“The effort is largely a waste. The people with votes don’t go to these showings. They send their relatives, friends, or servants. They have had enough of looking at pictures, and the voices of destiny are by no means inaudible in the Hollywood air. They have a brassy tone, but they are more than distinct.”All this is good democracy of a sort. We elect Congressmen and Presidents in much the same way, so why not actors, cameramen, writers, and all rest of the people who have to do with the making of pictures? If we permit noise, ballyhoo, and theater to influence us in the selection of the people who are to run the country, why should we object to the same methods in the selection of meritorious achievements in the film business? If we can huckster a President into the White House, why cannot we huckster the agonized Miss Joan Crawford or the hard and beautiful Miss Olivia de Havilland into possession of one of those golden statuettes which express the motion picture industry’s frantic desire to kiss itself on the back of its neck? The only answer I can think of is that the motion picture is an art. I say this with a very small voice. It is an inconsiderable statement and has a hard time not sounding a little ludicrous. Nevertheless it is a fact, not in the least diminished by the further facts that its ethos is so far pretty low and that its techniques are dominated by some pretty awful people.

“If you think most motion pictures are bad, which they are (including the foreign), find out from some initiate how they are made, and you will be astonished that any of them could be good. Making a fine motion picture is like painting “The Laughing Cavalier” in Macy’s basement, with a floorwalker to mix your colors for you. Of course most motion pictures are bad.
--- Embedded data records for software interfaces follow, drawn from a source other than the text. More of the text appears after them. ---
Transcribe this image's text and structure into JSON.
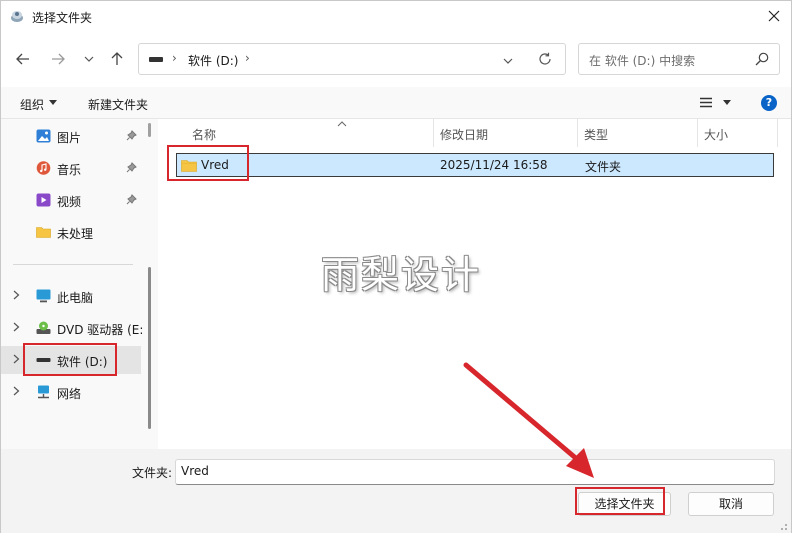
{
  "window": {
    "title": "选择文件夹"
  },
  "nav": {
    "address_segments": [
      "软件 (D:)"
    ],
    "search_placeholder": "在 软件 (D:) 中搜索"
  },
  "toolbar": {
    "organize": "组织",
    "new_folder": "新建文件夹",
    "help": "?"
  },
  "sidebar": {
    "quick": [
      {
        "label": "图片",
        "icon": "pictures-icon",
        "color": "#2f7fd6"
      },
      {
        "label": "音乐",
        "icon": "music-icon",
        "color": "#e0583c"
      },
      {
        "label": "视频",
        "icon": "video-icon",
        "color": "#8a49c9"
      },
      {
        "label": "未处理",
        "icon": "folder-icon",
        "color": "#f5c543"
      }
    ],
    "tree": [
      {
        "label": "此电脑",
        "icon": "computer-icon"
      },
      {
        "label": "DVD 驱动器 (E:",
        "icon": "dvd-drive-icon"
      },
      {
        "label": "软件 (D:)",
        "icon": "drive-icon",
        "selected": true
      },
      {
        "label": "网络",
        "icon": "network-icon"
      }
    ]
  },
  "columns": [
    "名称",
    "修改日期",
    "类型",
    "大小"
  ],
  "files": [
    {
      "name": "Vred",
      "modified": "2025/11/24 16:58",
      "type": "文件夹",
      "size": ""
    }
  ],
  "watermark": "雨梨设计",
  "footer": {
    "folder_label": "文件夹:",
    "folder_value": "Vred",
    "select_button": "选择文件夹",
    "cancel_button": "取消"
  },
  "colors": {
    "highlight": "#d7262c",
    "selection": "#cce8ff",
    "accent": "#0a64c8"
  }
}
Why wouldn’t they be?”
~ Raymond Chandler, “Oscar Night In Hollywood,” 1948

“Film festivals, for those who don’t know, are not exactly the glitzy red carpet affairs you see on TV. Those do happen, but they’re a tiny part of the festival. The main part of any film festival are the thousands of people with festival passes hanging on lanyards beneath their anoraks, carrying brochures for movies you have never and will never hear of, desperately scrabbling to sell whatever movie it is to buyers from all over the world. Every hotel bar, every cafe, every restaurant is filled to the brim with these people, talking loudly about non-existent deals. The Brits are the worst because most of the British film industry, with a few honourable exceptions, are scam artists and chancers who move around from company to company failing to get anything good made and trying to cast Danny Dyer in anything that moves. I’m seeing guys here who I first met twenty years ago and who are still wearing the same clothes, doing the same job (albeit for a different company) and spinning the same line of bullshit about how THIS movie has Al Pacino or Meryl Streep or George Clooney attached and, whilst that last one didn’t work out, THIS ONE is going to be HUGE. As the day goes on, they start drinking and it all gets ugly and, well, that’s why I’m the guy walking through the Tiergarten with a camera taking pictures of frozen lakes and pretending this isn’t happening.

“Berlin is cool, though and I’ve been lucky to be doing meetings with some people who want to actually get things done. We’ll see what comes of it.”
~ Julian Simpson